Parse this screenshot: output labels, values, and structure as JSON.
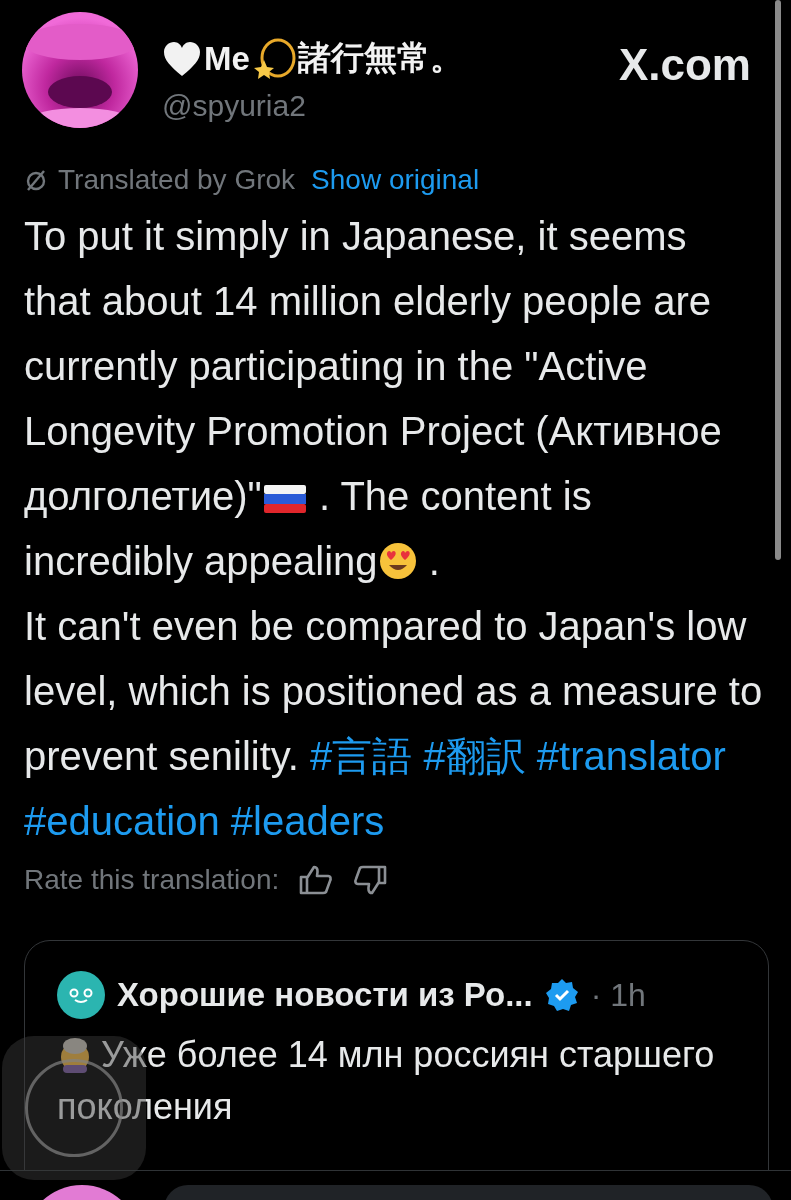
{
  "author": {
    "display_name": "Me",
    "name_suffix": "諸行無常。",
    "handle": "@spyuria2"
  },
  "site_label": "X.com",
  "translation": {
    "label": "Translated by Grok",
    "link": "Show original"
  },
  "body": [
    {
      "kind": "text",
      "text": "To put it simply in Japanese, it seems that about 14 million elderly people are currently participating in the \"Active Longevity Promotion Project (Активное долголетие)\""
    },
    {
      "kind": "flag"
    },
    {
      "kind": "text",
      "text": " . The content is incredibly appealing"
    },
    {
      "kind": "heart-eyes"
    },
    {
      "kind": "text",
      "text": " .\nIt can't even be compared to Japan's low level, which is positioned as a measure to prevent senility. "
    },
    {
      "kind": "hashtag",
      "text": "#言語"
    },
    {
      "kind": "hashtag",
      "text": "#翻訳"
    },
    {
      "kind": "hashtag",
      "text": "#translator"
    },
    {
      "kind": "hashtag",
      "text": "#education"
    },
    {
      "kind": "hashtag",
      "text": "#leaders"
    }
  ],
  "rating": {
    "label": "Rate this translation:"
  },
  "quote": {
    "author": "Хорошие новости из Ро...",
    "verified": true,
    "time": "· 1h",
    "text": "Уже более 14 млн россиян старшего поколения"
  }
}
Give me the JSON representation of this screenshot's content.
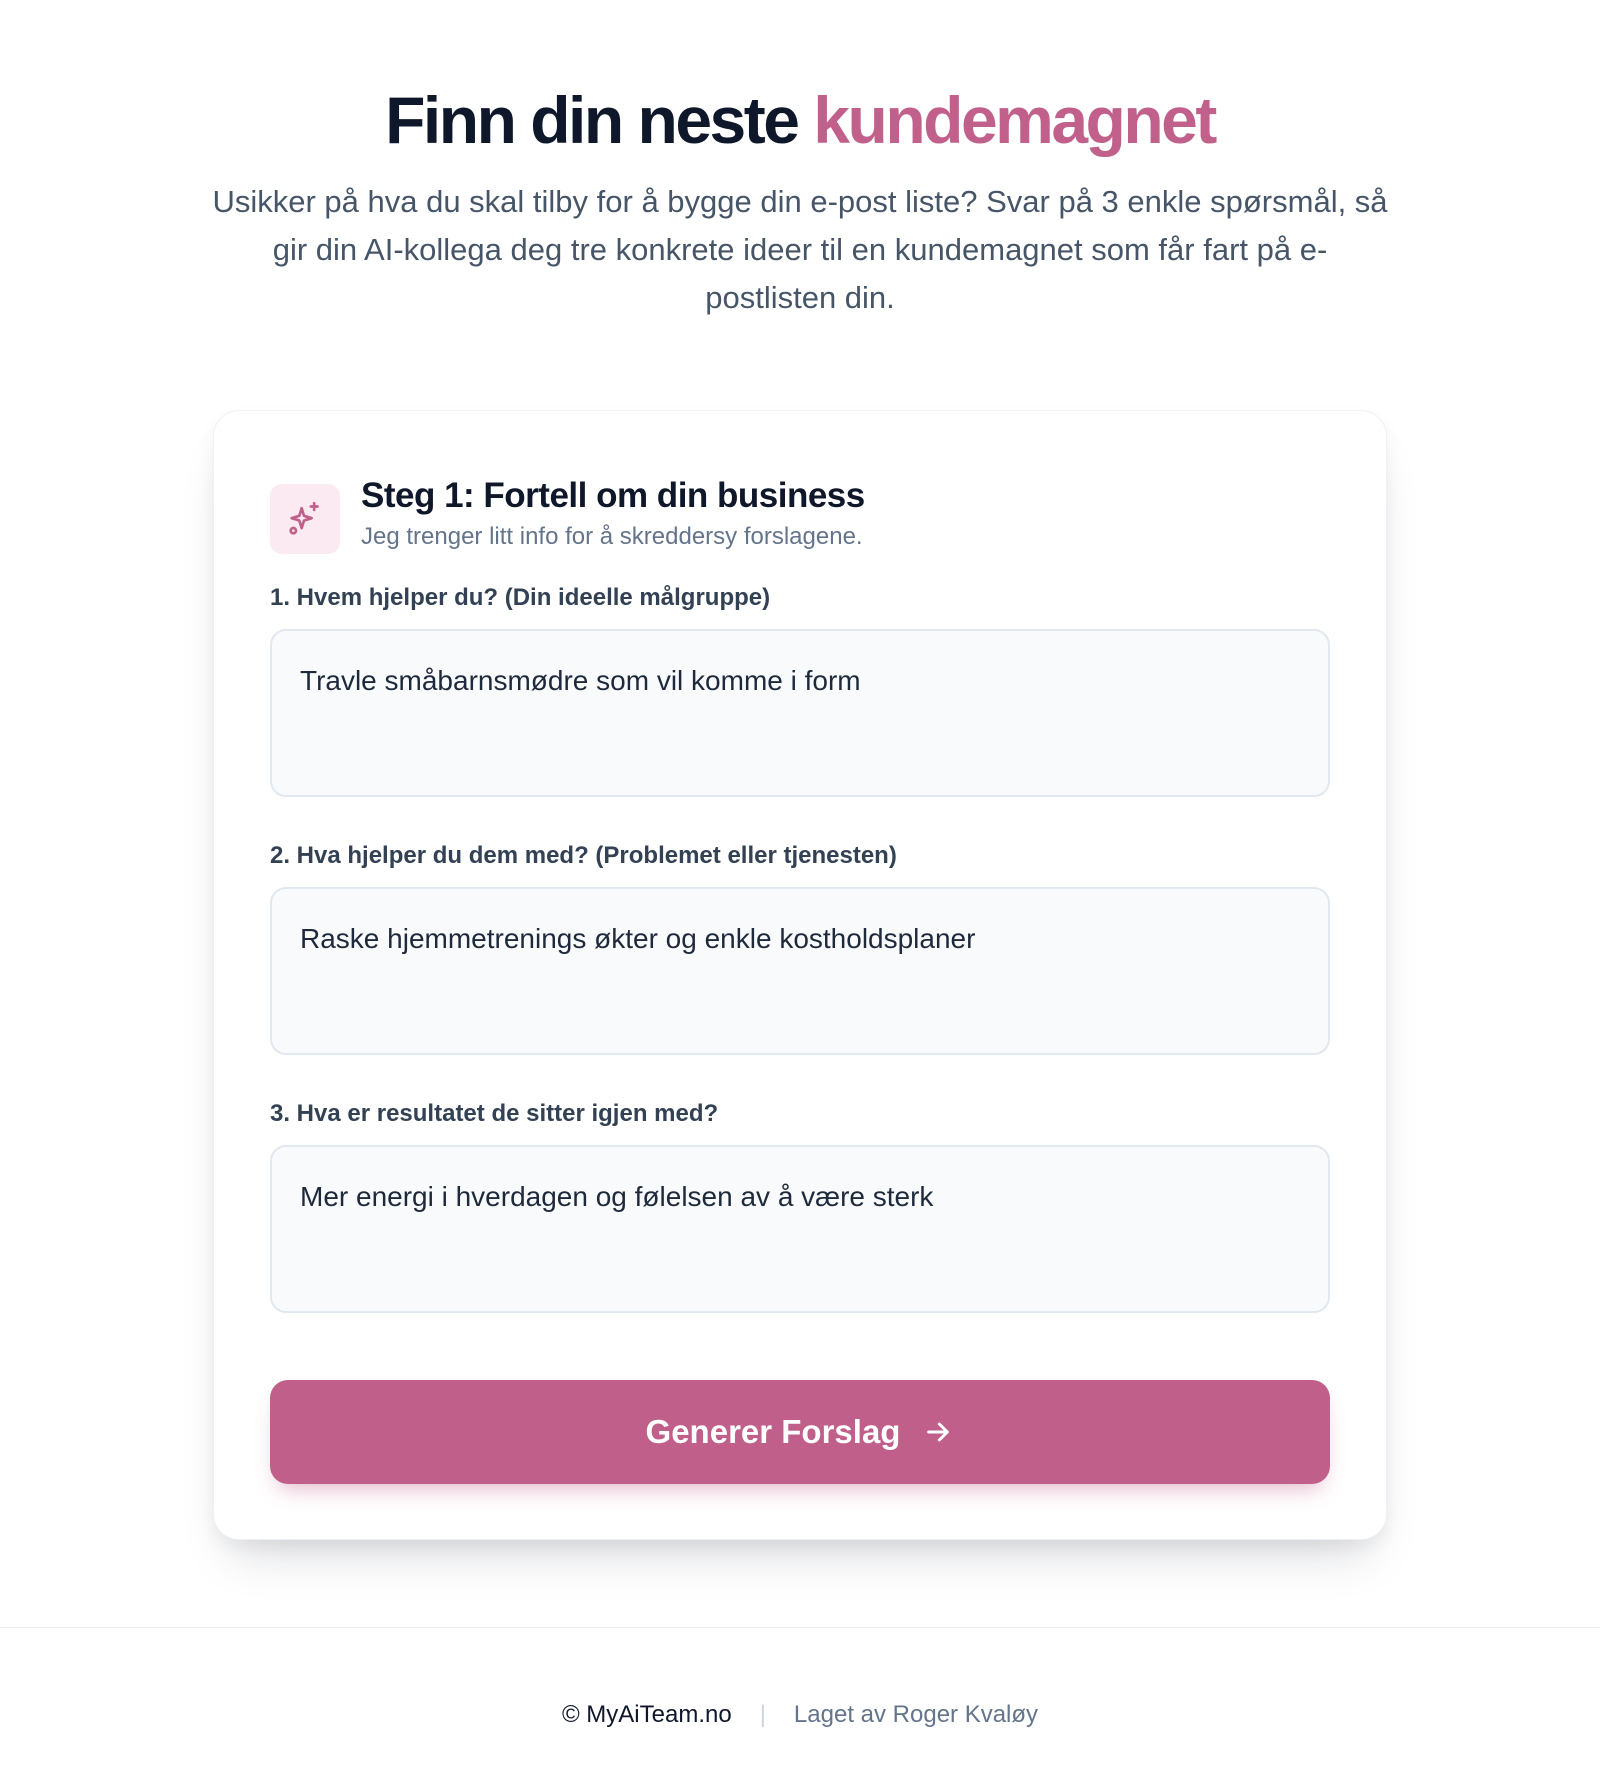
{
  "hero": {
    "title_main": "Finn din neste",
    "title_accent": "kundemagnet",
    "subtitle": "Usikker på hva du skal tilby for å bygge din e-post liste? Svar på 3 enkle spørsmål, så gir din AI-kollega deg tre konkrete ideer til en kundemagnet som får fart på e-postlisten din."
  },
  "step": {
    "icon": "sparkles-icon",
    "title": "Steg 1: Fortell om din business",
    "subtitle": "Jeg trenger litt info for å skreddersy forslagene."
  },
  "fields": [
    {
      "label": "1. Hvem hjelper du? (Din ideelle målgruppe)",
      "value": "Travle småbarnsmødre som vil komme i form"
    },
    {
      "label": "2. Hva hjelper du dem med? (Problemet eller tjenesten)",
      "value": "Raske hjemmetrenings økter og enkle kostholdsplaner"
    },
    {
      "label": "3. Hva er resultatet de sitter igjen med?",
      "value": "Mer energi i hverdagen og følelsen av å være sterk"
    }
  ],
  "submit": {
    "label": "Generer Forslag",
    "icon": "arrow-right-icon"
  },
  "footer": {
    "copyright": "© MyAiTeam.no",
    "separator": "|",
    "credit": "Laget av Roger Kvaløy"
  },
  "colors": {
    "accent": "#c0608b",
    "button": "#bf5f8a",
    "heading": "#0f172a",
    "muted": "#64748b"
  }
}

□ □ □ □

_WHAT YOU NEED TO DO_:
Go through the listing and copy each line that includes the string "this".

_FINISHED EXERCISE_:
Parse this screenshot: output labels, values, and structure as JSON.
    "label": "Rate this translation:"
Give me the JSON representation of this screenshot's content.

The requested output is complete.